The gendered power dynamics and inequalities in Nigerian society are highly evident in the particular risk of gender-based violence that women and girls face. Widespread harmful traditional practices exist, including widow abuse, early and forced marriage, and female genital mutilation/cutting (FGM/C). It is estimated that 27% of women aged 15 to 49 years have undergone some form of FGM/C. Domestic and sexual violence are of particular concern, with particular regional characteristics- 30% of Nigerian women and girls (age 15-49 years) have experienced some form of physical and/or sexual violence, with higher rates in the south-south zone (52%). Single women (divorced, separated or widowed) experience higher risk across all zones (44%). The Nigerian multiple indicator cluster report (MICS) of 2011, revealed that 46% of Nigerian women believe that a husband has a right to hit or beat them for at least one reason.

Violence against women and girls(VAWG) is rooted in unequal power relations that are further reinforced by social and gender norms that normalize and justify VAWG, including rape. The increasing incidents of rape against women and girls speak to underlying social norms that make it acceptable for men to feel entitled to women’s bodies without their consent.

COVID-19 has increased the risk of gender-based violence, particularly, domestic violence and this is notable in the recent incidences of gender based violence across the country, since the lock down and restricted movement came into force in Nigeria. Speaking at a forum in Abuja, the Honorable Minister of Information and Culture Mr. Lai Mohammed said, the Government will do everything possible to stem the growing tide of the ‘‘rape pandemic’’ with an alarming figure of 717 reported cases of rape in the country between January to May, 2020

On the 27th of May, 2020, Vera Uwaila Omozuwa, a 22-year-old Microbiology student who sought the quiet of her empty church in Benin City, Edo State in southern Nigeria, as a place to study was raped and killed in a crime that has sparked outrage across Nigeria and beyond. This ugly incident led groups of protesters to march across the country to demand justice for Uwa. The hashtag #JusticeforUwa has been trending on social media in Nigeria ever since

The Nigerian police recently reported arresting a man after he raped 40 people in Kano State over the period of a year. A mother in the northern town of Dangora, a small town about 85 kilometres south-west of Kano city, making it difficult for police to access,

reported that a man was caught in her children's bedroom. The man ran away but neighbours gave chase and caught him and he was arrested on Tuesday the 9th of June by the Nigerian Police Force.

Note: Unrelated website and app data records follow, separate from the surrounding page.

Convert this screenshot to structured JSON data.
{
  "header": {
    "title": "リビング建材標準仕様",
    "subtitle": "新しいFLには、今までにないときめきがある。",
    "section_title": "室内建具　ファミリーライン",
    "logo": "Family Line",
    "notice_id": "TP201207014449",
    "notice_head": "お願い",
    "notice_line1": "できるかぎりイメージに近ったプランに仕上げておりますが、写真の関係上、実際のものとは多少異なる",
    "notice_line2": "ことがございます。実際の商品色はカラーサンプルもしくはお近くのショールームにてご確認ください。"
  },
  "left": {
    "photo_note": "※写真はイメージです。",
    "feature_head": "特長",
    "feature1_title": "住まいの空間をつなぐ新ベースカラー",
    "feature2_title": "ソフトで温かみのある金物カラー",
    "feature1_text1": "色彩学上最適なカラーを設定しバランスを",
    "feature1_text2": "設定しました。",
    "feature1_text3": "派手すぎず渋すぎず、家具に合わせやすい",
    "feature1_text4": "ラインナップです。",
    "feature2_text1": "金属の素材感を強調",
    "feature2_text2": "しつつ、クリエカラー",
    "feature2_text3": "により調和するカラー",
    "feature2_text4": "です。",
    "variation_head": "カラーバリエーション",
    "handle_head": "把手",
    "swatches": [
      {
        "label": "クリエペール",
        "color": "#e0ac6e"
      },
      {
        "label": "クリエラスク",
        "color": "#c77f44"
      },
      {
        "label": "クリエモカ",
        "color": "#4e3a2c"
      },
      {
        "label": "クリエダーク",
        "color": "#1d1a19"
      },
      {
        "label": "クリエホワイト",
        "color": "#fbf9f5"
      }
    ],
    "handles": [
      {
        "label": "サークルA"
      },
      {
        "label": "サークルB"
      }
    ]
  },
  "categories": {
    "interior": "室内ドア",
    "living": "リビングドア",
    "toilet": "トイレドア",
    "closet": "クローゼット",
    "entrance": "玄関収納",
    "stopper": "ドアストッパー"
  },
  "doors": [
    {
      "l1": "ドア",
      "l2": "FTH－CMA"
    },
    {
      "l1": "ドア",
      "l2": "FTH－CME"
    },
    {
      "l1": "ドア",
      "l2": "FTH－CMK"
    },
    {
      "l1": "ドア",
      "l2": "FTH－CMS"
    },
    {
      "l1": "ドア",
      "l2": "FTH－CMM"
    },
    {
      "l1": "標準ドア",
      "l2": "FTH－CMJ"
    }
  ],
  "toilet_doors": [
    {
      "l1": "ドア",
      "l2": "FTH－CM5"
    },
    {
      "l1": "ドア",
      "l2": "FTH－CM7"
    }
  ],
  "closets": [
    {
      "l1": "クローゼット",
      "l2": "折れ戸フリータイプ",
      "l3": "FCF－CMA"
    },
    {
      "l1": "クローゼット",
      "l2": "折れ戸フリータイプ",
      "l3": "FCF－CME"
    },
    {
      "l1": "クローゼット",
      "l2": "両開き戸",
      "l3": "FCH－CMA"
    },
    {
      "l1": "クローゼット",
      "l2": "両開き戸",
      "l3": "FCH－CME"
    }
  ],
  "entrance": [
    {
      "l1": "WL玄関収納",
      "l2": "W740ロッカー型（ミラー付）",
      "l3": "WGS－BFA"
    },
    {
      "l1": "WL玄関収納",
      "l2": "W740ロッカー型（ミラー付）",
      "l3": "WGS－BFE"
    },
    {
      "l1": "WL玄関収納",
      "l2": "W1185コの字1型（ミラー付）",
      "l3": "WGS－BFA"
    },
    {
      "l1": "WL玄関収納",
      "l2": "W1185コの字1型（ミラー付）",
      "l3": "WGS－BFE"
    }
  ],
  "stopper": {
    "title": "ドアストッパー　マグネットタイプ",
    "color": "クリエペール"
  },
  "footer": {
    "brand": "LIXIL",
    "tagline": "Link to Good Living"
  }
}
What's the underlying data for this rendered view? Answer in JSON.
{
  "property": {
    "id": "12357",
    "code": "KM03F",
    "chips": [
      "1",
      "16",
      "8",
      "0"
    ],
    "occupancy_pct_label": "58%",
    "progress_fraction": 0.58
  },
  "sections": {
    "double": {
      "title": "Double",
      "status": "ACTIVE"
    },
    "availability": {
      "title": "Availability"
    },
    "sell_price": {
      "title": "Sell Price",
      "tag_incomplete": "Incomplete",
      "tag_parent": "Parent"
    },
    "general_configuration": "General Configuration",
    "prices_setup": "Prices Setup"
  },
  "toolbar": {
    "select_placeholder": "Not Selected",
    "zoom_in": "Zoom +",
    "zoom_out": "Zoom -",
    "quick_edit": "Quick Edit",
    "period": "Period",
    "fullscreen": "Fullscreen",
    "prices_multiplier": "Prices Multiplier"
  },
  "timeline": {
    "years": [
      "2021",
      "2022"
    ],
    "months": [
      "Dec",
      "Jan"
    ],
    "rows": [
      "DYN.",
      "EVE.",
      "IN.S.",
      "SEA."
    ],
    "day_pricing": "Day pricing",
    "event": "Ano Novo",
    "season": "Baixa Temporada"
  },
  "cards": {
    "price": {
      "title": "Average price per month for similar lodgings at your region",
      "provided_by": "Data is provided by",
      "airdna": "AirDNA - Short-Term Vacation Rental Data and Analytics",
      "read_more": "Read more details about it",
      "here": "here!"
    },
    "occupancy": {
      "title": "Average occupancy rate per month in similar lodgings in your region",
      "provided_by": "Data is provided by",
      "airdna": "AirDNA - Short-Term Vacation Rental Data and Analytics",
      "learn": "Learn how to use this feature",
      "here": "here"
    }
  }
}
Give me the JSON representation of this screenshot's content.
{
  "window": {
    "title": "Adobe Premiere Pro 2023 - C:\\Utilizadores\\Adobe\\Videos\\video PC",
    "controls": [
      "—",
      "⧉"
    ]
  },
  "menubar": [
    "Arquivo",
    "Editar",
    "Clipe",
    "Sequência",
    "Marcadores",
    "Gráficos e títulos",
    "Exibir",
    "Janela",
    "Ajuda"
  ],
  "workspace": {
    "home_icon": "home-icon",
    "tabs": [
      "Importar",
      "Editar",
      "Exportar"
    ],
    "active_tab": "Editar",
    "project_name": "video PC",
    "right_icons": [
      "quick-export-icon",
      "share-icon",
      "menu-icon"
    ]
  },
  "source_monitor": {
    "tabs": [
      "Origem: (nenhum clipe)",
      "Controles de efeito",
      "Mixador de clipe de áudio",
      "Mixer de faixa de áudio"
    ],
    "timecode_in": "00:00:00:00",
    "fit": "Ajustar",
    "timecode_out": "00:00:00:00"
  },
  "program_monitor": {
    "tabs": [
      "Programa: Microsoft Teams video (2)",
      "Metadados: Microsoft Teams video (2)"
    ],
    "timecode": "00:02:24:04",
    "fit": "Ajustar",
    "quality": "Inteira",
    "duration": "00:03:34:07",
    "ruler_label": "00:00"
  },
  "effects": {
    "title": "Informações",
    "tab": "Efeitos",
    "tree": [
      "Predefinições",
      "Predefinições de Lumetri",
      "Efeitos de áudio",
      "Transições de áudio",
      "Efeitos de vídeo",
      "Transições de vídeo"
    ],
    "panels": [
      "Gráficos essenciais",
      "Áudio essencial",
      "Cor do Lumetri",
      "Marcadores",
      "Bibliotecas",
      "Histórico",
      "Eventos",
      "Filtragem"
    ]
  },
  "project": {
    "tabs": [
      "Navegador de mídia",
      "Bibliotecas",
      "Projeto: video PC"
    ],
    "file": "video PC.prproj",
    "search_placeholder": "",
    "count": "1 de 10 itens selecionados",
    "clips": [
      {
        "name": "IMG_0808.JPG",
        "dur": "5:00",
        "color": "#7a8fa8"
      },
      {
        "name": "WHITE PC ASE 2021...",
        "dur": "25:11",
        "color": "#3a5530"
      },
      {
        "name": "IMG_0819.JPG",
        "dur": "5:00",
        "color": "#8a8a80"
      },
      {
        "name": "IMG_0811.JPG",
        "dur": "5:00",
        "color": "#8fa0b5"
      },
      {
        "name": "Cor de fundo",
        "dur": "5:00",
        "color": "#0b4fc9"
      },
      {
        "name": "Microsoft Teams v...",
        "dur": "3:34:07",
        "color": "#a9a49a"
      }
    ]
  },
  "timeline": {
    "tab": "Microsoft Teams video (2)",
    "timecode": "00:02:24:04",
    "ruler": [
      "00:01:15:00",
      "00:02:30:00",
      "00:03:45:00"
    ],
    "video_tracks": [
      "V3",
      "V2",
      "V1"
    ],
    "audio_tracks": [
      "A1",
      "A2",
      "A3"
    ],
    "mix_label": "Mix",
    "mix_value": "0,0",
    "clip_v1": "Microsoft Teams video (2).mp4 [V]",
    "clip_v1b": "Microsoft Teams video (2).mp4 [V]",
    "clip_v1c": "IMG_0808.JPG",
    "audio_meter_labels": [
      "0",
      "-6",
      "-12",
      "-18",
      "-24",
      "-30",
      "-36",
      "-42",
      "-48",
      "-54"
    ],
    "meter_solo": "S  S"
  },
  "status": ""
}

The police say the spate of rapes in Kano State included an attack on an 80-year-old and children as young as 10 years old. The Police also stated that there has been a recent wave of rape and killing of women in Nigeria, which have led to a national outcry, with thousands signing a petition and using the hashtag #WeAreTired. We stand in solidarity with all fellow Nigerians, likeminded groups and institutions to condemn the incessant incidences of gender based violence, including sexual violence. We are aware that under the Nigerian criminal code, the VAPP and Child Right Act, the punishment for rape is life imprisonment, and under the Penal code it is a maximum of 14 year imprisonment. Recorded incidences of unprosecuted rape cases in the country shows however that these laws are not being fully implemented.

We are therefore calling on all the relevant authorities to act swiftly in arresting and prosecuting perpetrators of these evil acts and ensure that they face the full wrath of the law to deter all other possible perpetrators of rape.

Oxfam in Nigeria, is an International Non-Governmental Organization that works to influence policy change in favour of the poor and most vulnerable and addresses the impact of oppressive masculinities in Nigeria. Oxfam also has an active global campaign on ending all forms of violence against women and girls, the ‘‘Say Enough Campaign’’.

On the platform of her ‘‘say enough to gender based violence campaign’’, Oxfam has decided to issue this press release to join voices with all other Civil Society activists and concerned Nigerian citizens regarding the recent recorded rape incidents across the country. We are condemning these recent ugly trends, and are therefore calling on the relevant authorities to act fast and take the necessary actions. #Say Enough to violence against women and girls.